**Description of the task**. What is needed here is an exact copy of all the entries below.

[Data records for software interfaces]
···
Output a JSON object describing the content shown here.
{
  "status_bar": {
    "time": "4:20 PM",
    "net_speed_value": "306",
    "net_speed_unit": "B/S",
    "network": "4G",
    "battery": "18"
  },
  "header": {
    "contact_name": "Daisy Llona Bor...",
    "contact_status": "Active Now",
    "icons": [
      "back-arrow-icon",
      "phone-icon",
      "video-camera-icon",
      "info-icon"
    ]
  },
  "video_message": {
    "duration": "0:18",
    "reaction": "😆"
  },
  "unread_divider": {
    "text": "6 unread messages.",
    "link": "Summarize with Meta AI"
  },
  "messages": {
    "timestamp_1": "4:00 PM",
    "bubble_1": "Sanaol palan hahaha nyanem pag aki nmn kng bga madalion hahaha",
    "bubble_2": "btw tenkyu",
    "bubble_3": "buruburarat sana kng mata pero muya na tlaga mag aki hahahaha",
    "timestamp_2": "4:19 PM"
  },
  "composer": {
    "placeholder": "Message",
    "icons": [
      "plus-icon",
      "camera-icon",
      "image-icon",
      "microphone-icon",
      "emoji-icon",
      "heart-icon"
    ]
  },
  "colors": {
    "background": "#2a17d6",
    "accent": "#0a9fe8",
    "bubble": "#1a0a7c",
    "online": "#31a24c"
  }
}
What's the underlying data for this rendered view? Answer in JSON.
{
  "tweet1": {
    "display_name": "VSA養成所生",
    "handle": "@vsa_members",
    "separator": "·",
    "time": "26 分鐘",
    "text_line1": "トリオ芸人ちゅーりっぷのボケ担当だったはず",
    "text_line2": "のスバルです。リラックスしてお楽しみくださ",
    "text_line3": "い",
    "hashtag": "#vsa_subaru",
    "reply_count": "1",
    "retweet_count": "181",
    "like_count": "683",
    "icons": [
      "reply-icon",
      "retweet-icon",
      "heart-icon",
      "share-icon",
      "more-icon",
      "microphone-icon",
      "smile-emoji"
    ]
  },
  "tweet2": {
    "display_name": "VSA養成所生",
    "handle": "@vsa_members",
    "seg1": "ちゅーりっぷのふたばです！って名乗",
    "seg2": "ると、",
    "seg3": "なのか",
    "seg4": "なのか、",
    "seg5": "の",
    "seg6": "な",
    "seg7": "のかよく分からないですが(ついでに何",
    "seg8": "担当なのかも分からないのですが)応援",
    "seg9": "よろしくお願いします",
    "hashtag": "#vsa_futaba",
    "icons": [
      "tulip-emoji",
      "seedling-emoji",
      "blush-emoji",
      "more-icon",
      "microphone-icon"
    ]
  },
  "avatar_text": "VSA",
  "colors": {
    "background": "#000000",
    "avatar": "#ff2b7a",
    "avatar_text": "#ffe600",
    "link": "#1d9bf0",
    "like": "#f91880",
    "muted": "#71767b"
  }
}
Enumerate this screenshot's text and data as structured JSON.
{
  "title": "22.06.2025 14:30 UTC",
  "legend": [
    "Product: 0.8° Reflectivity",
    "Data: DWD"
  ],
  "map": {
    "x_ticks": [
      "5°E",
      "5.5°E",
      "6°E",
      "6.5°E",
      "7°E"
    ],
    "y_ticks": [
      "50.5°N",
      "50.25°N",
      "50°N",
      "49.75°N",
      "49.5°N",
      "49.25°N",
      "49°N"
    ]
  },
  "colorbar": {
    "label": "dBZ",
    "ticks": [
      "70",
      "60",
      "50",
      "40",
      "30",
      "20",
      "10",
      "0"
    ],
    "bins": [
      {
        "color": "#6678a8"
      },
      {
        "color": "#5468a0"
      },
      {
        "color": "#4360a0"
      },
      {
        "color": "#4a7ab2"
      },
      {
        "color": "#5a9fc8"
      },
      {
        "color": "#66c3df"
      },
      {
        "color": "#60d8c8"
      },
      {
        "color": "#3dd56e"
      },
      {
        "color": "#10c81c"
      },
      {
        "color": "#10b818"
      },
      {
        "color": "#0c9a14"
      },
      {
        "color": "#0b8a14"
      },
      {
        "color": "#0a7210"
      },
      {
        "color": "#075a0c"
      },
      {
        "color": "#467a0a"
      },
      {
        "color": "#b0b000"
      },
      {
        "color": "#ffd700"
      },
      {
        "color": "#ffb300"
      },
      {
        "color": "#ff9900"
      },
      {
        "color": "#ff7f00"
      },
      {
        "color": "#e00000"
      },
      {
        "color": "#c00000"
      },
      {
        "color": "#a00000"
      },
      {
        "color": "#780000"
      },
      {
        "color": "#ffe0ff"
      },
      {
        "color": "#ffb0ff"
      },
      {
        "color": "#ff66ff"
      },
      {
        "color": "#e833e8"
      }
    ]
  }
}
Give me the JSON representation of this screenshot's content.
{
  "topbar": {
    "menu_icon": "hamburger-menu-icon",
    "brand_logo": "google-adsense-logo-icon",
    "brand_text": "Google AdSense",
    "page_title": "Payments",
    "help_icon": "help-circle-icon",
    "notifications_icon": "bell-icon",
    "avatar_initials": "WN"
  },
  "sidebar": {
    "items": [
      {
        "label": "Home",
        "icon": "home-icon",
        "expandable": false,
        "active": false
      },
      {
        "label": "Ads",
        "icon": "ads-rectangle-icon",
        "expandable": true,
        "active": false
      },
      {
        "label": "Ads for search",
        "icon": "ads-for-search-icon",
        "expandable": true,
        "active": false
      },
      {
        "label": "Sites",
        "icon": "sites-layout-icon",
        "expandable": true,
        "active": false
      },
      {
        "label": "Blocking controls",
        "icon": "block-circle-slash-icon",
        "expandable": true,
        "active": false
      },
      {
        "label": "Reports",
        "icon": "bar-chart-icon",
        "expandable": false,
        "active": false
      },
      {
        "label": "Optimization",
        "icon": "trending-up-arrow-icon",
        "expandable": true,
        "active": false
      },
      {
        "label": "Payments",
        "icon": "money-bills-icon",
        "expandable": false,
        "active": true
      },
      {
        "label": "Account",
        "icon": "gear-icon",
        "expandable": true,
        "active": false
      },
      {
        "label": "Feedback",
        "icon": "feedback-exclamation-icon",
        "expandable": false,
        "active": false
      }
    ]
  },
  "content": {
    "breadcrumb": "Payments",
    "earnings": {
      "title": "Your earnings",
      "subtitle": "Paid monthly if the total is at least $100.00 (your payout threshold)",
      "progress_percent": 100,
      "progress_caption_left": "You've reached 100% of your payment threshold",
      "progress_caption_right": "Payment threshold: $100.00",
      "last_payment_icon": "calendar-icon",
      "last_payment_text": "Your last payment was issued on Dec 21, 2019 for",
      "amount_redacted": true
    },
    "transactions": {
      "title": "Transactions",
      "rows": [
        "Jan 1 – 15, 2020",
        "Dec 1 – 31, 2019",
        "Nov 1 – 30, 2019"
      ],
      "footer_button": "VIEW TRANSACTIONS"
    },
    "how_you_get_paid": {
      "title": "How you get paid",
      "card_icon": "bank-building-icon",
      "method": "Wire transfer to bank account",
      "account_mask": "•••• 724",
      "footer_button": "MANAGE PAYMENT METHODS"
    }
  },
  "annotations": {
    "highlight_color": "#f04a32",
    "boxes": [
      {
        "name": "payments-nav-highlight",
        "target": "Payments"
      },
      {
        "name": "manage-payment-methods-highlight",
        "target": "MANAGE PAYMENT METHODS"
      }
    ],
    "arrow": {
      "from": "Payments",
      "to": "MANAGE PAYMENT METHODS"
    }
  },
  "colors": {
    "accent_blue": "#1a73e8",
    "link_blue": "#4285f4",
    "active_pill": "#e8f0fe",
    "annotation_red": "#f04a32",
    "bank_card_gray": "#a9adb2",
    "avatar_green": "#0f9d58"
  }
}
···
**Result for this exercise**.
Output a JSON object describing the content shown here.
{
  "status_bar": {
    "time": "4:20 PM",
    "net_speed_value": "306",
    "net_speed_unit": "B/S",
    "network": "4G",
    "battery": "18"
  },
  "header": {
    "contact_name": "Daisy Llona Bor...",
    "contact_status": "Active Now",
    "icons": [
      "back-arrow-icon",
      "phone-icon",
      "video-camera-icon",
      "info-icon"
    ]
  },
  "video_message": {
    "duration": "0:18",
    "reaction": "😆"
  },
  "unread_divider": {
    "text": "6 unread messages.",
    "link": "Summarize with Meta AI"
  },
  "messages": {
    "timestamp_1": "4:00 PM",
    "bubble_1": "Sanaol palan hahaha nyanem pag aki nmn kng bga madalion hahaha",
    "bubble_2": "btw tenkyu",
    "bubble_3": "buruburarat sana kng mata pero muya na tlaga mag aki hahahaha",
    "timestamp_2": "4:19 PM"
  },
  "composer": {
    "placeholder": "Message",
    "icons": [
      "plus-icon",
      "camera-icon",
      "image-icon",
      "microphone-icon",
      "emoji-icon",
      "heart-icon"
    ]
  },
  "colors": {
    "background": "#2a17d6",
    "accent": "#0a9fe8",
    "bubble": "#1a0a7c",
    "online": "#31a24c"
  }
}
What's the underlying data for this rendered view? Answer in JSON.
{
  "tweet1": {
    "display_name": "VSA養成所生",
    "handle": "@vsa_members",
    "separator": "·",
    "time": "26 分鐘",
    "text_line1": "トリオ芸人ちゅーりっぷのボケ担当だったはず",
    "text_line2": "のスバルです。リラックスしてお楽しみくださ",
    "text_line3": "い",
    "hashtag": "#vsa_subaru",
    "reply_count": "1",
    "retweet_count": "181",
    "like_count": "683",
    "icons": [
      "reply-icon",
      "retweet-icon",
      "heart-icon",
      "share-icon",
      "more-icon",
      "microphone-icon",
      "smile-emoji"
    ]
  },
  "tweet2": {
    "display_name": "VSA養成所生",
    "handle": "@vsa_members",
    "seg1": "ちゅーりっぷのふたばです！って名乗",
    "seg2": "ると、",
    "seg3": "なのか",
    "seg4": "なのか、",
    "seg5": "の",
    "seg6": "な",
    "seg7": "のかよく分からないですが(ついでに何",
    "seg8": "担当なのかも分からないのですが)応援",
    "seg9": "よろしくお願いします",
    "hashtag": "#vsa_futaba",
    "icons": [
      "tulip-emoji",
      "seedling-emoji",
      "blush-emoji",
      "more-icon",
      "microphone-icon"
    ]
  },
  "avatar_text": "VSA",
  "colors": {
    "background": "#000000",
    "avatar": "#ff2b7a",
    "avatar_text": "#ffe600",
    "link": "#1d9bf0",
    "like": "#f91880",
    "muted": "#71767b"
  }
}
Enumerate this screenshot's text and data as structured JSON.
{
  "title": "22.06.2025 14:30 UTC",
  "legend": [
    "Product: 0.8° Reflectivity",
    "Data: DWD"
  ],
  "map": {
    "x_ticks": [
      "5°E",
      "5.5°E",
      "6°E",
      "6.5°E",
      "7°E"
    ],
    "y_ticks": [
      "50.5°N",
      "50.25°N",
      "50°N",
      "49.75°N",
      "49.5°N",
      "49.25°N",
      "49°N"
    ]
  },
  "colorbar": {
    "label": "dBZ",
    "ticks": [
      "70",
      "60",
      "50",
      "40",
      "30",
      "20",
      "10",
      "0"
    ],
    "bins": [
      {
        "color": "#6678a8"
      },
      {
        "color": "#5468a0"
      },
      {
        "color": "#4360a0"
      },
      {
        "color": "#4a7ab2"
      },
      {
        "color": "#5a9fc8"
      },
      {
        "color": "#66c3df"
      },
      {
        "color": "#60d8c8"
      },
      {
        "color": "#3dd56e"
      },
      {
        "color": "#10c81c"
      },
      {
        "color": "#10b818"
      },
      {
        "color": "#0c9a14"
      },
      {
        "color": "#0b8a14"
      },
      {
        "color": "#0a7210"
      },
      {
        "color": "#075a0c"
      },
      {
        "color": "#467a0a"
      },
      {
        "color": "#b0b000"
      },
      {
        "color": "#ffd700"
      },
      {
        "color": "#ffb300"
      },
      {
        "color": "#ff9900"
      },
      {
        "color": "#ff7f00"
      },
      {
        "color": "#e00000"
      },
      {
        "color": "#c00000"
      },
      {
        "color": "#a00000"
      },
      {
        "color": "#780000"
      },
      {
        "color": "#ffe0ff"
      },
      {
        "color": "#ffb0ff"
      },
      {
        "color": "#ff66ff"
      },
      {
        "color": "#e833e8"
      }
    ]
  }
}
Give me the JSON representation of this screenshot's content.
{
  "topbar": {
    "menu_icon": "hamburger-menu-icon",
    "brand_logo": "google-adsense-logo-icon",
    "brand_text": "Google AdSense",
    "page_title": "Payments",
    "help_icon": "help-circle-icon",
    "notifications_icon": "bell-icon",
    "avatar_initials": "WN"
  },
  "sidebar": {
    "items": [
      {
        "label": "Home",
        "icon": "home-icon",
        "expandable": false,
        "active": false
      },
      {
        "label": "Ads",
        "icon": "ads-rectangle-icon",
        "expandable": true,
        "active": false
      },
      {
        "label": "Ads for search",
        "icon": "ads-for-search-icon",
        "expandable": true,
        "active": false
      },
      {
        "label": "Sites",
        "icon": "sites-layout-icon",
        "expandable": true,
        "active": false
      },
      {
        "label": "Blocking controls",
        "icon": "block-circle-slash-icon",
        "expandable": true,
        "active": false
      },
      {
        "label": "Reports",
        "icon": "bar-chart-icon",
        "expandable": false,
        "active": false
      },
      {
        "label": "Optimization",
        "icon": "trending-up-arrow-icon",
        "expandable": true,
        "active": false
      },
      {
        "label": "Payments",
        "icon": "money-bills-icon",
        "expandable": false,
        "active": true
      },
      {
        "label": "Account",
        "icon": "gear-icon",
        "expandable": true,
        "active": false
      },
      {
        "label": "Feedback",
        "icon": "feedback-exclamation-icon",
        "expandable": false,
        "active": false
      }
    ]
  },
  "content": {
    "breadcrumb": "Payments",
    "earnings": {
      "title": "Your earnings",
      "subtitle": "Paid monthly if the total is at least $100.00 (your payout threshold)",
      "progress_percent": 100,
      "progress_caption_left": "You've reached 100% of your payment threshold",
      "progress_caption_right": "Payment threshold: $100.00",
      "last_payment_icon": "calendar-icon",
      "last_payment_text": "Your last payment was issued on Dec 21, 2019 for",
      "amount_redacted": true
    },
    "transactions": {
      "title": "Transactions",
      "rows": [
        "Jan 1 – 15, 2020",
        "Dec 1 – 31, 2019",
        "Nov 1 – 30, 2019"
      ],
      "footer_button": "VIEW TRANSACTIONS"
    },
    "how_you_get_paid": {
      "title": "How you get paid",
      "card_icon": "bank-building-icon",
      "method": "Wire transfer to bank account",
      "account_mask": "•••• 724",
      "footer_button": "MANAGE PAYMENT METHODS"
    }
  },
  "annotations": {
    "highlight_color": "#f04a32",
    "boxes": [
      {
        "name": "payments-nav-highlight",
        "target": "Payments"
      },
      {
        "name": "manage-payment-methods-highlight",
        "target": "MANAGE PAYMENT METHODS"
      }
    ],
    "arrow": {
      "from": "Payments",
      "to": "MANAGE PAYMENT METHODS"
    }
  },
  "colors": {
    "accent_blue": "#1a73e8",
    "link_blue": "#4285f4",
    "active_pill": "#e8f0fe",
    "annotation_red": "#f04a32",
    "bank_card_gray": "#a9adb2",
    "avatar_green": "#0f9d58"
  }
}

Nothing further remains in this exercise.